## Work to be completed
Give back a single number: the count of lines in the data that contain the string "icon".

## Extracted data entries
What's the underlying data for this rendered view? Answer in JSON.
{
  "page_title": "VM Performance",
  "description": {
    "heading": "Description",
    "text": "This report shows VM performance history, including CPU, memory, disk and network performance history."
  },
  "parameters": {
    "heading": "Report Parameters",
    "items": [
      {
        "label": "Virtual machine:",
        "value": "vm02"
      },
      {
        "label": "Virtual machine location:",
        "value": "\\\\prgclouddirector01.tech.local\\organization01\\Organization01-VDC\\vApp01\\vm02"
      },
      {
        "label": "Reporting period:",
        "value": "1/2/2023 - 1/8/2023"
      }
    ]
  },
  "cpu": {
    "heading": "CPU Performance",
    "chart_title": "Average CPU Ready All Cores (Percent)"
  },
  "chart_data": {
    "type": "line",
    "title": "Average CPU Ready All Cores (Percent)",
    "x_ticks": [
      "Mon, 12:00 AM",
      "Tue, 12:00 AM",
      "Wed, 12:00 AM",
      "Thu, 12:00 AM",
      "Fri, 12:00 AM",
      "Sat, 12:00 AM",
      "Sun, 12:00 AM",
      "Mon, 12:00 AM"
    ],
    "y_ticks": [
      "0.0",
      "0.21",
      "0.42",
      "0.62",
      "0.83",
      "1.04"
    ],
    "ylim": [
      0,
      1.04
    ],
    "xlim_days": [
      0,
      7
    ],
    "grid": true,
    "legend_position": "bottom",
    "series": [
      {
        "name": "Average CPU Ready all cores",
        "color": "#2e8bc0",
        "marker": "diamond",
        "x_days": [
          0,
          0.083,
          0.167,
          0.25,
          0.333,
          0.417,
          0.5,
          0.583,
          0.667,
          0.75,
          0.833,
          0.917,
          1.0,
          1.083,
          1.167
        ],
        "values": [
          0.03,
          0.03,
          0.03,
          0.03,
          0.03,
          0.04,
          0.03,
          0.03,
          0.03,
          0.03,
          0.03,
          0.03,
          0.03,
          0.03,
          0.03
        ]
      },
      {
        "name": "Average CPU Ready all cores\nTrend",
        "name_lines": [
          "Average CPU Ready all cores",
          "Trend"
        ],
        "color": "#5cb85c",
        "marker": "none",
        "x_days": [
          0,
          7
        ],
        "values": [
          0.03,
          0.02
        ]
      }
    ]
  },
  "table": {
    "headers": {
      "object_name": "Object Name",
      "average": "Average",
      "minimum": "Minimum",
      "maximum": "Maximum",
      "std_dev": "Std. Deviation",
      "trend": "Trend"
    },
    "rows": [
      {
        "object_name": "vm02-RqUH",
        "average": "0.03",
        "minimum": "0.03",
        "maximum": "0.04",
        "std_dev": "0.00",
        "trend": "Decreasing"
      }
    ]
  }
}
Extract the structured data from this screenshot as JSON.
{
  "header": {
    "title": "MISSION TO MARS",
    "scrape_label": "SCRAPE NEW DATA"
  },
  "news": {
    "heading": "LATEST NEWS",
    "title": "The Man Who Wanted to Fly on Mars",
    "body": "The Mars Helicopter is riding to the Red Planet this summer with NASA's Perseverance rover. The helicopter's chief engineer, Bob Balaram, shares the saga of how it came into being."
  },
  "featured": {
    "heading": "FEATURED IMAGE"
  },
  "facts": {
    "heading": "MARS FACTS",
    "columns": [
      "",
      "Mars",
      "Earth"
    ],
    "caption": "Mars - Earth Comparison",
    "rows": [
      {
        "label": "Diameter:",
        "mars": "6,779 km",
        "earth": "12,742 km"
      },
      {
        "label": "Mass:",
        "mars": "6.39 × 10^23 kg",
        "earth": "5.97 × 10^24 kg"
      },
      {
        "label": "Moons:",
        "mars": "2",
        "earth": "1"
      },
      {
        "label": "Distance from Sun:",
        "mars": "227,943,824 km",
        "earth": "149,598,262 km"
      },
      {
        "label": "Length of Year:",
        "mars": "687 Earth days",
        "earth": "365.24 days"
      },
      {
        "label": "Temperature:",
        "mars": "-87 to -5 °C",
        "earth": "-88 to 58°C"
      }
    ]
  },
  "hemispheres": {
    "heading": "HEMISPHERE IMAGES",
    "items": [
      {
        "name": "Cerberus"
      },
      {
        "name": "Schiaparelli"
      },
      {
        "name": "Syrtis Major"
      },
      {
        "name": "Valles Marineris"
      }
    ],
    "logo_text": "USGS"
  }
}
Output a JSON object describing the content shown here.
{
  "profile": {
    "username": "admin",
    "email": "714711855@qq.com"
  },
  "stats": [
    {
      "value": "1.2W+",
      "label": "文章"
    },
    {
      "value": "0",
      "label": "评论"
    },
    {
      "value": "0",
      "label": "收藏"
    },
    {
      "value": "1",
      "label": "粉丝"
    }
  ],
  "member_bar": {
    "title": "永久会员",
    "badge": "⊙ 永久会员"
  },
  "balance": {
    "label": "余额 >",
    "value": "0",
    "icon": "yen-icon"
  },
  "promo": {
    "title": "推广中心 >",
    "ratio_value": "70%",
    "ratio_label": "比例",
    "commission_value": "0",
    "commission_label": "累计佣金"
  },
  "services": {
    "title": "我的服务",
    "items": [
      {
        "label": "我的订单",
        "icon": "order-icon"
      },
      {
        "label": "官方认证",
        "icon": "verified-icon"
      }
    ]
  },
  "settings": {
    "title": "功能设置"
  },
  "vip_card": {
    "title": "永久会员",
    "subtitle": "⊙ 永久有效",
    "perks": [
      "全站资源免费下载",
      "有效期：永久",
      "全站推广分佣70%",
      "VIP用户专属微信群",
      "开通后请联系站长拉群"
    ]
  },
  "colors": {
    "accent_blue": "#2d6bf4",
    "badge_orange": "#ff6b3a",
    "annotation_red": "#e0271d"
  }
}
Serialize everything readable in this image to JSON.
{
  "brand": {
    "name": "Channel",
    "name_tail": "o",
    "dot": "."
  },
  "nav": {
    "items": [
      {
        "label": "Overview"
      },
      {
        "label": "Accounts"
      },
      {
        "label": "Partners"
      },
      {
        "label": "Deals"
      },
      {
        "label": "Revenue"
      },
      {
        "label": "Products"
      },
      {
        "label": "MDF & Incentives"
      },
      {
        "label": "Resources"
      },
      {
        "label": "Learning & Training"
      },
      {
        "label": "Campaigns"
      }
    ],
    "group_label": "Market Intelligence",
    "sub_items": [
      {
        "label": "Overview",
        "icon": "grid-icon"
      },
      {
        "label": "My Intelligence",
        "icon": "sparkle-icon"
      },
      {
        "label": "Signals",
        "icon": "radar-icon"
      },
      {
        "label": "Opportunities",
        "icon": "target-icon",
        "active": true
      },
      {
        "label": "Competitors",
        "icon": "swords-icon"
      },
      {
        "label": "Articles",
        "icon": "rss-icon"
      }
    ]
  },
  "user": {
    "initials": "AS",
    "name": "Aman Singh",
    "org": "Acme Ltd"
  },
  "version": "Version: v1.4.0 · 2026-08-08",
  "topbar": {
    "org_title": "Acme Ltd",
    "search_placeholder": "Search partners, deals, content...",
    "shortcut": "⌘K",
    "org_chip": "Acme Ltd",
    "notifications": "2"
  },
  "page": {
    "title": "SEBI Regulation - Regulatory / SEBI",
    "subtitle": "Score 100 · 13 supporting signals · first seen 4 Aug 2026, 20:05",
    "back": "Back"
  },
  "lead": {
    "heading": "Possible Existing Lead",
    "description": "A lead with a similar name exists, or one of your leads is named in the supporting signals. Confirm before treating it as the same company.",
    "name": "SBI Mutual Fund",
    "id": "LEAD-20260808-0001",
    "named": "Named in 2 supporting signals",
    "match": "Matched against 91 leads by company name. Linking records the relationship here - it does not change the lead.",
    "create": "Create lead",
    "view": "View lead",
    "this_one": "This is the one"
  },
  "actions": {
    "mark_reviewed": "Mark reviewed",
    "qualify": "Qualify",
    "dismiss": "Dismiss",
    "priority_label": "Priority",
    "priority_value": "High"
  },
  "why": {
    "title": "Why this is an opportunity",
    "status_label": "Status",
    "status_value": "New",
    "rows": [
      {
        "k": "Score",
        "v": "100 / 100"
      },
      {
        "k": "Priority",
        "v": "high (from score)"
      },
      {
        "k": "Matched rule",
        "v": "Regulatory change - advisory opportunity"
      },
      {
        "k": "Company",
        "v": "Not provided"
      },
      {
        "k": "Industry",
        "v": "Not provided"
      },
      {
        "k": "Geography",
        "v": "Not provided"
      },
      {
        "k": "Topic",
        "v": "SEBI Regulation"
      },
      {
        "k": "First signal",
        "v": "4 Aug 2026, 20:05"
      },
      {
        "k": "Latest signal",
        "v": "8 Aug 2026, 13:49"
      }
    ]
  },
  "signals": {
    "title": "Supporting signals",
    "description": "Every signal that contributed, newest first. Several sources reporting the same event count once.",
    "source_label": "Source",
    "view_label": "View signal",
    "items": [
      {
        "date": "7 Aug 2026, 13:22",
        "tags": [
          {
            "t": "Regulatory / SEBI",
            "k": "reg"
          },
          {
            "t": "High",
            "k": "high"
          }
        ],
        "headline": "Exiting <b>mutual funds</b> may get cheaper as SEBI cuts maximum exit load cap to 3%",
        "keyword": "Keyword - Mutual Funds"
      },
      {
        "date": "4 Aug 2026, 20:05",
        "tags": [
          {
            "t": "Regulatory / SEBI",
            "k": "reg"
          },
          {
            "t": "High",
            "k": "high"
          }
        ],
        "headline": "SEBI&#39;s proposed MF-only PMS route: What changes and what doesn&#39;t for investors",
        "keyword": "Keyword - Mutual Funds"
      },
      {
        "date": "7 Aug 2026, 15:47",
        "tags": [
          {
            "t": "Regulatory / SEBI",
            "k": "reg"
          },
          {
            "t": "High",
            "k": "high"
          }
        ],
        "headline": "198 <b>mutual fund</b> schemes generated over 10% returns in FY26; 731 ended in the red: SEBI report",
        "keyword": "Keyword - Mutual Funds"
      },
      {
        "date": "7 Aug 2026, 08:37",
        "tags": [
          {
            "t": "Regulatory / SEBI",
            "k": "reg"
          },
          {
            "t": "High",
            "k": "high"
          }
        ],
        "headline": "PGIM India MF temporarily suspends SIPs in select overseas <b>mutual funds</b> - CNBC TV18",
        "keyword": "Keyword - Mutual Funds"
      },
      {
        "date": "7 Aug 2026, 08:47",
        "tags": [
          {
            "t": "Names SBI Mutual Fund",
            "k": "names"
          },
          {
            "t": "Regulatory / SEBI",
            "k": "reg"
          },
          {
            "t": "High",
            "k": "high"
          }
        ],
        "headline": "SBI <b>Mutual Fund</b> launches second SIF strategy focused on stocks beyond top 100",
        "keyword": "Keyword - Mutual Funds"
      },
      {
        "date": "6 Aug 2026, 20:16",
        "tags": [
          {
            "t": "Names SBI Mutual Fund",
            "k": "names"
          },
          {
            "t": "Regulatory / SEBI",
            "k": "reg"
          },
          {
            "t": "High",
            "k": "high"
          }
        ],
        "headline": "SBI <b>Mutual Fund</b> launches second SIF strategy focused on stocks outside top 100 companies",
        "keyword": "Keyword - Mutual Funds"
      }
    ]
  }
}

## Answer to this problem
9